|NDSPMHD Documentation: home | installing | running the examples | basic tutorial | references|
See the main NDSPMHD page for details about the code.
See the install page for details about how to compile the code.
See the examples page for details about how to run the examples that come with the code.
mkdir test-run cd test-runUse the script in the ndspmhd/scripts directory to write a local Makefile:
~/where-I-put-it/ndspmhd/scripts/writemake.sh 1D > Makefilethen, after setting the location of the code via the NDSPMHD_DIR environment variable (best to set this permanently by putting it in your .bash_profile or equivalent)
export NDSPMHD_DIR=~/where-I-put-it/ndspmhdNow you can simply type
makewhich should compile the code and copy the binary to the current directory. A directory listing shows the binary and the local Makefile:
$ ls 1DSPMHD* Makefile
$ ./1DSPMHD test.in number of runs = 1 run = 1 runname = test.in input file test.in not found would you like to create one with default options? y input file test.in created successfully STOP exiting...
When run with an input file as the argument, the code runs from scratch with the particle setup specified by the SETUP1D, SETUP2D or SETUP3D variable in src/Makefile.
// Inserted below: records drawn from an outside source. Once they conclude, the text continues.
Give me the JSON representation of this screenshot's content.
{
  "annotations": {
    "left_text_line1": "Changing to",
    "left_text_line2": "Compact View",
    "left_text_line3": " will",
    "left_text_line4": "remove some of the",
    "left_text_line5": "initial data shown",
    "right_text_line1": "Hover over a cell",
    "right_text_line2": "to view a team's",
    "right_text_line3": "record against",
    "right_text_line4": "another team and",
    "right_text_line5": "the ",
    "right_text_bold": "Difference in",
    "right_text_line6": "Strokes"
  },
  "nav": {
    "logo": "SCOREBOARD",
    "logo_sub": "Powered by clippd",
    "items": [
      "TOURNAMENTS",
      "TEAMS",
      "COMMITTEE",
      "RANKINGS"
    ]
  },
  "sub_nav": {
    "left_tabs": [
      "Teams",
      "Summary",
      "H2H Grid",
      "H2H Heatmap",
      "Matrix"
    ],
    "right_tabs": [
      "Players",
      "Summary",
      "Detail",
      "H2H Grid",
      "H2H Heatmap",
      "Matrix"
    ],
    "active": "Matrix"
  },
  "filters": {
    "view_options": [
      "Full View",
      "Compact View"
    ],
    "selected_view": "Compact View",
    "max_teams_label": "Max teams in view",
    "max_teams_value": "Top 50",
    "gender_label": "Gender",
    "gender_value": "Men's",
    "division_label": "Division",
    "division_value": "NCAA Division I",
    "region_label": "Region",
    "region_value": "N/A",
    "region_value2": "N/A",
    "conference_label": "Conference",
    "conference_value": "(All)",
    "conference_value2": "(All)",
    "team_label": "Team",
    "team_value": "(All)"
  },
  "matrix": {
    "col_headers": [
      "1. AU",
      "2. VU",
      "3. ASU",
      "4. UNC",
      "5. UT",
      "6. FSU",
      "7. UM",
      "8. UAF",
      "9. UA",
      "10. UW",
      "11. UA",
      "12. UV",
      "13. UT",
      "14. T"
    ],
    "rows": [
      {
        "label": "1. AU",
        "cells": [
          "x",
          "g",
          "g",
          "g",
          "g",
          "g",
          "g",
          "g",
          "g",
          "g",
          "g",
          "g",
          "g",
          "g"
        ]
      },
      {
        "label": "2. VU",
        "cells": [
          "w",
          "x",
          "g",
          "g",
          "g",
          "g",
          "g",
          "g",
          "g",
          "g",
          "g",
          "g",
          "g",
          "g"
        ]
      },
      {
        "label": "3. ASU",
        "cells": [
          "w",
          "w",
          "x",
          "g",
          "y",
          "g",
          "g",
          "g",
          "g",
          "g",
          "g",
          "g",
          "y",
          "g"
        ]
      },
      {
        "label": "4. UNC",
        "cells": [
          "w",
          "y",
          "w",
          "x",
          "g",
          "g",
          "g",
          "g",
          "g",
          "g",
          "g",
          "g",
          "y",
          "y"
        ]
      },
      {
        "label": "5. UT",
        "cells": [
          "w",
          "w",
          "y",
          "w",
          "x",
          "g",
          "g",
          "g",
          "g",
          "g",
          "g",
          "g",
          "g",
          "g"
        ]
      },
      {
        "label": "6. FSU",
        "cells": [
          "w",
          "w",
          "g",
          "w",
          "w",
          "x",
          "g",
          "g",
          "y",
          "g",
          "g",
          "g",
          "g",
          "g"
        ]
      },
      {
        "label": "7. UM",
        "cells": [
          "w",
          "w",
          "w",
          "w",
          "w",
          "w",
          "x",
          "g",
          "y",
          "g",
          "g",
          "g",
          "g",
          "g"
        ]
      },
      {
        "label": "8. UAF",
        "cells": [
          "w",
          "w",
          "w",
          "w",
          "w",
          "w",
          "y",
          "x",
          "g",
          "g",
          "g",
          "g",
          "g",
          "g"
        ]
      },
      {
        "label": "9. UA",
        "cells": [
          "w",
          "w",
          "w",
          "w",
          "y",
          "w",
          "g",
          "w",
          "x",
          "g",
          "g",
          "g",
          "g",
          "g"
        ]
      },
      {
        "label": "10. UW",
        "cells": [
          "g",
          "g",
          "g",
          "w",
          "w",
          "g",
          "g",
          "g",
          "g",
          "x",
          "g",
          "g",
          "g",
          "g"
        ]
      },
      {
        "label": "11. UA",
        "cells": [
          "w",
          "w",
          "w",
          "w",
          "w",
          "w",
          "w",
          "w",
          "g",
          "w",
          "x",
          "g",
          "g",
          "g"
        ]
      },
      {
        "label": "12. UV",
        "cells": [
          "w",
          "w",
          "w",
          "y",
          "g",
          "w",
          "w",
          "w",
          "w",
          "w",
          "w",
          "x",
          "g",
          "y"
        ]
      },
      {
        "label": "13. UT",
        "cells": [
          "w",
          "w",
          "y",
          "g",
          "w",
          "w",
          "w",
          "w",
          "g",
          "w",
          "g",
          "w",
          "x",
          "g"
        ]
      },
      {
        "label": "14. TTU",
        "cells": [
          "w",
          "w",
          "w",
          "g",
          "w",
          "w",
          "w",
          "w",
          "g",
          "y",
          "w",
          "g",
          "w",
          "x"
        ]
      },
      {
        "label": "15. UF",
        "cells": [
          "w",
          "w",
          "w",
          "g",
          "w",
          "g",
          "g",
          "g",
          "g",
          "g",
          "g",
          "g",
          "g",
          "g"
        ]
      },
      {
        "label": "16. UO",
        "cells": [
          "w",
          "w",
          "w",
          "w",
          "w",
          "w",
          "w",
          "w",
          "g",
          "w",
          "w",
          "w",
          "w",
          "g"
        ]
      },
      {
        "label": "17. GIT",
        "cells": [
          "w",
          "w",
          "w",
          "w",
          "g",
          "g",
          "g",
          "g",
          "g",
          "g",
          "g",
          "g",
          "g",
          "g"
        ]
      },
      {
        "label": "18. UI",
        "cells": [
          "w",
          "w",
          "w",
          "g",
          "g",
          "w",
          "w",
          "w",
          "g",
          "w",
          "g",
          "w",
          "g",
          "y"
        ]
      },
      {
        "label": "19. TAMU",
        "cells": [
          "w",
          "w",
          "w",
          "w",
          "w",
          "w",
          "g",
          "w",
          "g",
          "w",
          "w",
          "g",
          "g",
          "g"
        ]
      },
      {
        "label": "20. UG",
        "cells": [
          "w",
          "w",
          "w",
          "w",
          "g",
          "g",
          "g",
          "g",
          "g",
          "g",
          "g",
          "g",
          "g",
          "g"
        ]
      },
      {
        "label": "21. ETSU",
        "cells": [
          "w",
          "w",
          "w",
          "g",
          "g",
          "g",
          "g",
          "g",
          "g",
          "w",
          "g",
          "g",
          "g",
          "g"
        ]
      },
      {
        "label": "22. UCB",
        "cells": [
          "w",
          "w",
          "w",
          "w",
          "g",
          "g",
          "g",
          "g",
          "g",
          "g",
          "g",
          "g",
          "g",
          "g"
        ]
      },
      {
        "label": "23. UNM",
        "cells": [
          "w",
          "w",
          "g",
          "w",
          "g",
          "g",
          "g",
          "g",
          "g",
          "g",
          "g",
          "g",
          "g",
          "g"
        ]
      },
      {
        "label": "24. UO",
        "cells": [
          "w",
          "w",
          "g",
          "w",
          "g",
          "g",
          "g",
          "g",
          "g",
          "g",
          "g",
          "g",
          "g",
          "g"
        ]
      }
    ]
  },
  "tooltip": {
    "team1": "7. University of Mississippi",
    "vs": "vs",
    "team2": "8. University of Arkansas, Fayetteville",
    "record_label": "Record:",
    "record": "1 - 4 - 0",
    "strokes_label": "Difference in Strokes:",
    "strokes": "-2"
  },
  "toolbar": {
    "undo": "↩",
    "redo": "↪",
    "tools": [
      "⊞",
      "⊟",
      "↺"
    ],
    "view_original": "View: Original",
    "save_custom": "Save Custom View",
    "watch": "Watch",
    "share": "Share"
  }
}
To edit the currently compiled setup, use
make editwhich will load the relevant file into your favourite editor (requires setting the EDITOR environment variable to be your favourite text editor). Alternatively you can make a new setup_blah.f90 file and specify this using SETUP1D=setup_blah.f90 in the Makefile. Then
maketo rebuild the code in the local directory with the edited file.
You can also specify the setup in the local Makefile by giving an extra argument to the writemake script, i.e.,
~/where-I-put-it/ndspmhd/scripts/writemake.sh 1D setup_blah.f90 > MakefileThen when you type "make" the code will always build using setup_blah.f90 as the initial conditions. This is how the Makefiles in the examples directories have been written.
./1DSPMHD test1.in test2.in test3.inthe code will run each test concurrently (provided the previous test finishes normally). This is a convenient way of performing parameter sweeps (in serial) without any scripting.
./1DSPMHD test_00020.datwhich will look for input options in a file called test.in.